Groups of Boy and Girl Scouts in their uniforms and members of the Knights of Columbus wore their traditional brightly colored feather headgear. Thousands unable to get inside filled Washington's streets as well, playing music and waving banners as they waited for a hoped-for glimpse of the pontiff passing by later in his popemobile.
Benedict was greeted by Bush and his wife. The two men strolled along a red carpet to a platform on the lawn, and sat side-by-side as the Marine Band played the national anthem of the Holy See while a 21-gun salute sprayed gray smoke into the air.
Famed American soprano Kathleen Battle sang "The Lord's Prayer." The U.S. Army Old Guard Fife and Drum Corps marched by, dressed in colonial garb.
Benedict seemed genuinely moved as "Happy Birthday" was sung. Later, at a private lunch with American cardinals at the Vatican Embassy, the pope was shown in a photo released by the Vatican standing before a four-tier white cake with a single candle atop it.
The South Lawn arrival ceremony was followed by 45 minutes of private talks between Bush and Benedict alone in the Oval Office.

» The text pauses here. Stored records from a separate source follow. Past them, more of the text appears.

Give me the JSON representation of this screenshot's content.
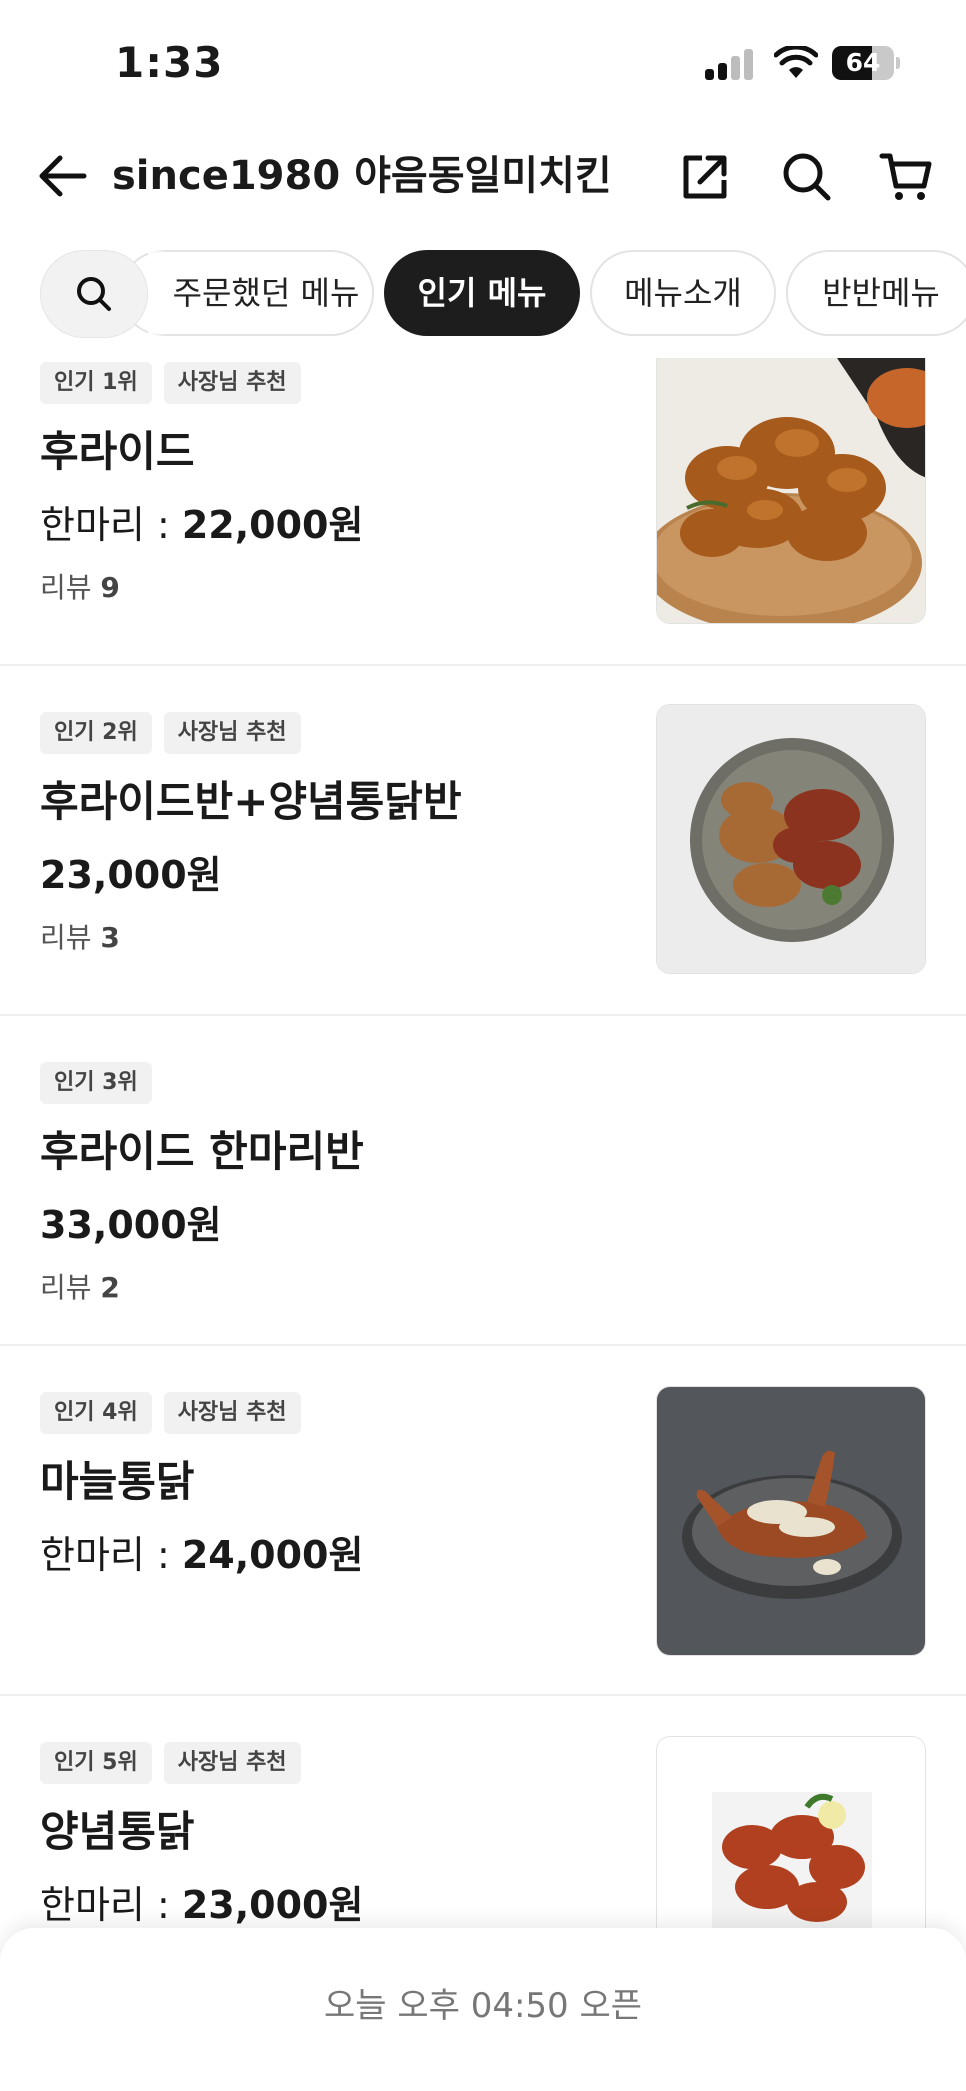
{
  "status_bar": {
    "time": "1:33",
    "battery": "64",
    "battery_level": 0.64
  },
  "header": {
    "title": "since1980 야음동일미치킨"
  },
  "chips": [
    "주문했던 메뉴",
    "인기 메뉴",
    "메뉴소개",
    "반반메뉴"
  ],
  "active_chip": "인기 메뉴",
  "menu": [
    {
      "badges": [
        "인기 1위",
        "사장님 추천"
      ],
      "name": "후라이드",
      "price_label": "한마리 : ",
      "price": "22,000원",
      "review_label": "리뷰 ",
      "review_count": "9",
      "image": "fried-chicken-on-wooden-plate"
    },
    {
      "badges": [
        "인기 2위",
        "사장님 추천"
      ],
      "name": "후라이드반+양념통닭반",
      "price_label": "",
      "price": "23,000원",
      "review_label": "리뷰 ",
      "review_count": "3",
      "image": "half-half-chicken-bowl"
    },
    {
      "badges": [
        "인기 3위"
      ],
      "name": "후라이드 한마리반",
      "price_label": "",
      "price": "33,000원",
      "review_label": "리뷰 ",
      "review_count": "2"
    },
    {
      "badges": [
        "인기 4위",
        "사장님 추천"
      ],
      "name": "마늘통닭",
      "price_label": "한마리 : ",
      "price": "24,000원",
      "image": "garlic-chicken-on-dark-plate"
    },
    {
      "badges": [
        "인기 5위",
        "사장님 추천"
      ],
      "name": "양념통닭",
      "price_label": "한마리 : ",
      "price": "23,000원",
      "image": "seasoned-chicken-plate"
    }
  ],
  "bottom": {
    "open_notice": "오늘 오후 04:50 오픈"
  }
}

It was the 25th meeting between the leader of the world's Roman Catholic and a U.S. president, sessions that have spanned 89 years, five pontiffs and 11 American leaders.
Bush and Benedict agreed Wednesday that terrorism is an unacceptable weapon for any cause or religion. They also share common ground in opposing terrorism, abortion, gay marriage and embryonic stem cell research.
But they disagree over the war in Iraq, the death penalty and the U.S. trade embargo against Cuba. Benedict also speaks for environmental protection and social welfare in ways that run counter to Bush policies.
A joint U.S.-Holy See statement hinted that Benedict brought up his concerns about the damage caused by punitive immigration laws. It said the leaders discussed "the need for a coordinated policy regarding immigration, especially their humane treatment and the well being of their families."
On Iraq, discussion steered away from the war itself to focus primarily on worries for the Christian minority in the Muslim-majority country, said White House press secretary Dana Perino.
"The two reaffirmed their total rejection of terrorism as well as the manipulation of religion to justify immoral and violent acts against innocents," the statement said.
It also said the leaders "touched on the need to confront terrorism with appropriate means that respect the human person and his or her rights," a reference Perino could not explain. Benedict has been critical of harsh interrogation methods, telling a meeting of the Vatican's office for social justice last September that, while a country has an obligation to keep its citizens safe, prisoners must never be demeaned or tortured.